Film producer, Chima Okereke calls out Omoni Oboli for being careless to have had a her movie premiere cancelled by the court
By Patricia Uyeh
Chima Okereke, a film producer, has called out Nollywood actress, Omoni Oboli after her movie – Okafor’s law was stopped from showing by the court at its movie premiere in Lagos.
According to him, Omoni Oboli was careless and she was thinking like an actress instead of a film maker or business woman.
He told the News Agency of Nigeria (NAN) in Lagos that the copyright infringement case slammed on Oboli by Jude Idada, a script writer would not have arisen if Oboli had taken steps to address the issue critically. She did nothing, claimed Okereke only to be embarrassed by Idada’s court order.
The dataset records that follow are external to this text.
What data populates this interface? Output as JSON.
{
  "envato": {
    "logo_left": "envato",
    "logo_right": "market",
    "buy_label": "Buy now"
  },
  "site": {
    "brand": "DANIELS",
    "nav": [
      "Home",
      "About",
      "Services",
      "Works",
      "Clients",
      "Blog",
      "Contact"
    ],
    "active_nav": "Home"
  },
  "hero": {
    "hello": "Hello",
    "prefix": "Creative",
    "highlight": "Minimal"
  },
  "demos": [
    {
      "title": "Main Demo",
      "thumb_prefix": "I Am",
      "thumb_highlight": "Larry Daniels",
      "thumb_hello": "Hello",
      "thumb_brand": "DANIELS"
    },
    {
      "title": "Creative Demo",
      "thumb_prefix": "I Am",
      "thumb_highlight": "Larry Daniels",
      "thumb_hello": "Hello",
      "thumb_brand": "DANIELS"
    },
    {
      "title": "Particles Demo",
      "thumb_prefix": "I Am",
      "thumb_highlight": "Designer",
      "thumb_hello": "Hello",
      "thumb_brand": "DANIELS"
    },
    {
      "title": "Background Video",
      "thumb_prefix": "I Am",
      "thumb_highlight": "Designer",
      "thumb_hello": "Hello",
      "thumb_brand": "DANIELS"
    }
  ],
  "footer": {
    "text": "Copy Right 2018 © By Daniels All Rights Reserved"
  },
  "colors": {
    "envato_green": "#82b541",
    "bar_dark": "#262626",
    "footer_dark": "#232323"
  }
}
Idada, who is a Canadian-based Nigerian script writer accused Omoni Oboli of copyright infringement in producing her movie – Okafor’s law. It was gathered that trouble started in September 2016 when Oboli strongly defended her ownership of the script, stating that she owned and wrote it 100 per cent. When both parties could not reach an agreement, Idada took the matter to the court.
He got an injunction to stop the release of the film, scheduled to hit the cinemas on 31 March and Oboli was served the court injunction at the Filmhouse IMAX, Lekki, venue of the film’s premiere on March 25. She was forced to obey the court injunction by cancelling the premiere as she stood the risk of being charged with contempt if she had declined the court’s order.
Speaking on the issue, Okereke said that, “There were options she ought to have followed; options that would have been beneficial to both parties. Some people could have been called upon to intervene on the matter.
“Every profession has its risks, especially a rapidly growing one like Nollywood. And this is one of them. It is a mark of Nollywood growth.
“There will always be room for compromise, no matter how little,’’ he said.
Okereke said it would have been a forgotten issue if the case was handled well through their association, but Oboli ignored Idada and went ahead to shoot the controversial film. He said:
“There are procedures in handling this kind of case and both sides, especially Oboli, missed the point. It is now fight to finish and that is not good for a producer,’’
“Nollywood is a big beneficiary of this case; writers now see what they can do when their intellectual property rights are breached.
“Producers now understand the implication of minor mistakes; distributors will now be more circumspect of controversially produced films.”
He advised Oboli to weigh her options now and in future act fast with caution.
Photo credit: Instagram @omonioboli